▶ _Aim of the task_
Copy each line from the entries that the word "title" appears in.

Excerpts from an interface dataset
++++++++
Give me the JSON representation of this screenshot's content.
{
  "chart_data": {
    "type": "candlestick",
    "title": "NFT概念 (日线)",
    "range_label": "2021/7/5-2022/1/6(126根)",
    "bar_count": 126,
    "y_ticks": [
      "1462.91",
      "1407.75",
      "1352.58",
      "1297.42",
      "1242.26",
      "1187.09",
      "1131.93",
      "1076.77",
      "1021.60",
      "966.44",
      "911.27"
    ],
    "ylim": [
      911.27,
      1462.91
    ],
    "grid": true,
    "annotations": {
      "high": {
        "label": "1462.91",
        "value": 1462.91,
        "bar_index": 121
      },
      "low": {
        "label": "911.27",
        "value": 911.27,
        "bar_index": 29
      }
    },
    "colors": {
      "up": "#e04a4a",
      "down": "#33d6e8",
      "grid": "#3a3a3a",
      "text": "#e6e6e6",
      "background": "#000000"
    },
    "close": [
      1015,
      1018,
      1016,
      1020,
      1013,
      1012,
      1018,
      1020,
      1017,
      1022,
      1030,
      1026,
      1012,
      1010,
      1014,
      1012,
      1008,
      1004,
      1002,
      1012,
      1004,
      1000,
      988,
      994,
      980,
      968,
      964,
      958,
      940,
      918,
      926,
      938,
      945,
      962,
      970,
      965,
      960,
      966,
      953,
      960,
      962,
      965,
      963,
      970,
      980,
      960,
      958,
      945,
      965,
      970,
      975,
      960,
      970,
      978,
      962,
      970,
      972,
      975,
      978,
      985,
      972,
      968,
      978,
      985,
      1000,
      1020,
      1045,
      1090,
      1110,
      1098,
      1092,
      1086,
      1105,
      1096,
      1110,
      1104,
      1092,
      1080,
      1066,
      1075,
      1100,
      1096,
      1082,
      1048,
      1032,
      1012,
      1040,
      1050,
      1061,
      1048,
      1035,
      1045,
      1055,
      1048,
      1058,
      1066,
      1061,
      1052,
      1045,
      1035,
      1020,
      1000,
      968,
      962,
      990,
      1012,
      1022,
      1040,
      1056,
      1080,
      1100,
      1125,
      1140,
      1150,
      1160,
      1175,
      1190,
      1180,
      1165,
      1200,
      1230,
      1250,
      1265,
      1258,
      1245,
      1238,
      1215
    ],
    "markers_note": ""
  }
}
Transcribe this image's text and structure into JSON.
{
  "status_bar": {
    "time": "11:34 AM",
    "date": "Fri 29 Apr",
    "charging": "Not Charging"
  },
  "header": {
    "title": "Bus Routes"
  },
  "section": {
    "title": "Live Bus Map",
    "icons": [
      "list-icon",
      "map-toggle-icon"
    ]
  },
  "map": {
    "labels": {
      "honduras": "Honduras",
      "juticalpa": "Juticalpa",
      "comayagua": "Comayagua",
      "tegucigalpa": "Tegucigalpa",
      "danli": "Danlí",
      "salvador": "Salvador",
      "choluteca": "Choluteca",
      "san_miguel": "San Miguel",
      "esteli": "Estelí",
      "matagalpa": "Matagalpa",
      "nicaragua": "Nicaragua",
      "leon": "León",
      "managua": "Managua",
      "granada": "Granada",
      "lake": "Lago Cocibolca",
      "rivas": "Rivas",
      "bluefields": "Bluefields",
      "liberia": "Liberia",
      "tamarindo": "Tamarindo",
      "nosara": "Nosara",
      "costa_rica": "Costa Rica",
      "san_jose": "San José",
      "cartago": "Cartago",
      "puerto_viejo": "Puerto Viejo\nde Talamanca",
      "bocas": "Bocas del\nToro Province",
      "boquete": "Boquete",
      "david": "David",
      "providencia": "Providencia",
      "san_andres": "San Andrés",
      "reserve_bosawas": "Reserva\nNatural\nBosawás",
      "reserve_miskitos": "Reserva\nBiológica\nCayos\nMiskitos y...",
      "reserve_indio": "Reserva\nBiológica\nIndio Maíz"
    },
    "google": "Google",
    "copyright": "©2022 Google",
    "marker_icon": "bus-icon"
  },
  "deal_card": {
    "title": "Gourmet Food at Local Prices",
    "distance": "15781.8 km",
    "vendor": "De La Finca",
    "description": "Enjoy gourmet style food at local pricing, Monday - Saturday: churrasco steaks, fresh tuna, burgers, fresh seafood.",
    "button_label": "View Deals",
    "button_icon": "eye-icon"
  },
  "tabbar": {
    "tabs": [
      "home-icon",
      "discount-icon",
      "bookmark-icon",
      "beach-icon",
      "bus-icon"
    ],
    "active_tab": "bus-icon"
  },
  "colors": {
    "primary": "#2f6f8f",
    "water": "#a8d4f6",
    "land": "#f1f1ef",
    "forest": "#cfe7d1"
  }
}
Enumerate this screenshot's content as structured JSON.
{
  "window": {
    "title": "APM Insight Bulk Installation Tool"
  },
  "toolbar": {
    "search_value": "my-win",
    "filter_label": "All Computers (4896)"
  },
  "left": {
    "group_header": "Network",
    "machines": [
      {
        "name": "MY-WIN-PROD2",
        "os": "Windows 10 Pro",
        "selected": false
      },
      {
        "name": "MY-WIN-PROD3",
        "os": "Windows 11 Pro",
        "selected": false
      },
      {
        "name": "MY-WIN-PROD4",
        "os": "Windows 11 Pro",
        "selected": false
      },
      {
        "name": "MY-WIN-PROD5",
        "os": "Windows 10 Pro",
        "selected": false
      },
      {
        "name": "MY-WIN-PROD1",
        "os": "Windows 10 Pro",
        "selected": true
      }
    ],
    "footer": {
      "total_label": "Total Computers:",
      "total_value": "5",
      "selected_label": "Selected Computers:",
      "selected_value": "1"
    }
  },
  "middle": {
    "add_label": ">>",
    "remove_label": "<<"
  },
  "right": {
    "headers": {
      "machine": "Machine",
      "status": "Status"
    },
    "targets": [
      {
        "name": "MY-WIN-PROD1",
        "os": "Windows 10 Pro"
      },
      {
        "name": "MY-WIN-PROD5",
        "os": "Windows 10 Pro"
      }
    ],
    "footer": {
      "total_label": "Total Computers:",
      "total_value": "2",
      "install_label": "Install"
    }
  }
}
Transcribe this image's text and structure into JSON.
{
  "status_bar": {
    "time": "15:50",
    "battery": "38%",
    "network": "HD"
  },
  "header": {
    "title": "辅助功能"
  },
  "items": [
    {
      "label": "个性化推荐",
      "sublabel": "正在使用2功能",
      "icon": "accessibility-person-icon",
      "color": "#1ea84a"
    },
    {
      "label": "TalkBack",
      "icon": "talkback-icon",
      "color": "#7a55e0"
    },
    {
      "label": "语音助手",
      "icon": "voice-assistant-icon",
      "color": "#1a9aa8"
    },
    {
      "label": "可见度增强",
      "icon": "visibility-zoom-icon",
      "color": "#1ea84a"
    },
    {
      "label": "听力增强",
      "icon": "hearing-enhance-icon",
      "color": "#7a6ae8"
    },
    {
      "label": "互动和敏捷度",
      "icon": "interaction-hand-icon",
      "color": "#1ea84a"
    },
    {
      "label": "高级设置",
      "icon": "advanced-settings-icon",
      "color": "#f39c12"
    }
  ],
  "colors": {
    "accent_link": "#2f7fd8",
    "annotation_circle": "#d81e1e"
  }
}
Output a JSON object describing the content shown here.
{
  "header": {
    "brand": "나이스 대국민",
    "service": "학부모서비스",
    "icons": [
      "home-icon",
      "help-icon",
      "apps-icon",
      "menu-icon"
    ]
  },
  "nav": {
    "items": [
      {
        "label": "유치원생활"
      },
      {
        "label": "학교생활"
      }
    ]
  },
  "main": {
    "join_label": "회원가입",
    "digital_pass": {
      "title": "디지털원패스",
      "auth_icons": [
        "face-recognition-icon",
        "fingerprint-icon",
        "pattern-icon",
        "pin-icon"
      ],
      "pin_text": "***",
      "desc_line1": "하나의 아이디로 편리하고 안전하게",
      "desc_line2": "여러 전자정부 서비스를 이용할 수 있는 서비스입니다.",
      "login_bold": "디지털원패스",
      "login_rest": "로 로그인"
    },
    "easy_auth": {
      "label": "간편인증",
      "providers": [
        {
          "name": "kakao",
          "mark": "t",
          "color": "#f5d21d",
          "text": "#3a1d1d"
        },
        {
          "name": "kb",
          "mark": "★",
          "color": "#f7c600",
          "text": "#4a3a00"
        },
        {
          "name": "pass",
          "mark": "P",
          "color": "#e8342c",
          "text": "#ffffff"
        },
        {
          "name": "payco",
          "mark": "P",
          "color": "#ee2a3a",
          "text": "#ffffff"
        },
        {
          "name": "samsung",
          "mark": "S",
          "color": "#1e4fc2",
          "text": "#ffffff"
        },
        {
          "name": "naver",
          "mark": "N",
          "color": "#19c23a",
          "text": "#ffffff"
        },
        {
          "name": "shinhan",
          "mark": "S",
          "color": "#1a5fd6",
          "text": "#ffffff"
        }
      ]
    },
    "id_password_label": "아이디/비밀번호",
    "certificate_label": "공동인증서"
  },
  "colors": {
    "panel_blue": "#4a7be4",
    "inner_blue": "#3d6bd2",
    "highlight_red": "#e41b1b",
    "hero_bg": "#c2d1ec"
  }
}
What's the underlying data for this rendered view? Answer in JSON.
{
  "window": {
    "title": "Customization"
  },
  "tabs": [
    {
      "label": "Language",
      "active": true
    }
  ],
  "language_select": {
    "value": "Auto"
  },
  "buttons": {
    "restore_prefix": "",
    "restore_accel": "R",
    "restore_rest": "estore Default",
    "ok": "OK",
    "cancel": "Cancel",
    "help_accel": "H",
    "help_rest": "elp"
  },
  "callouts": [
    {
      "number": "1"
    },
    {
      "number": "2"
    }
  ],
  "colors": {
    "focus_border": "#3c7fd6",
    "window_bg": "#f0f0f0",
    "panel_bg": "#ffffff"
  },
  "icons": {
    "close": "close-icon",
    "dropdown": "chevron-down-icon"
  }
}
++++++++
▶ _Result of the task_
    "title": "NFT概念 (日线)",
    "title": "Bus Routes"
    "title": "Live Bus Map",
    "title": "Gourmet Food at Local Prices",
    "title": "APM Insight Bulk Installation Tool"
    "title": "辅助功能"
      "title": "디지털원패스",
    "title": "Customization"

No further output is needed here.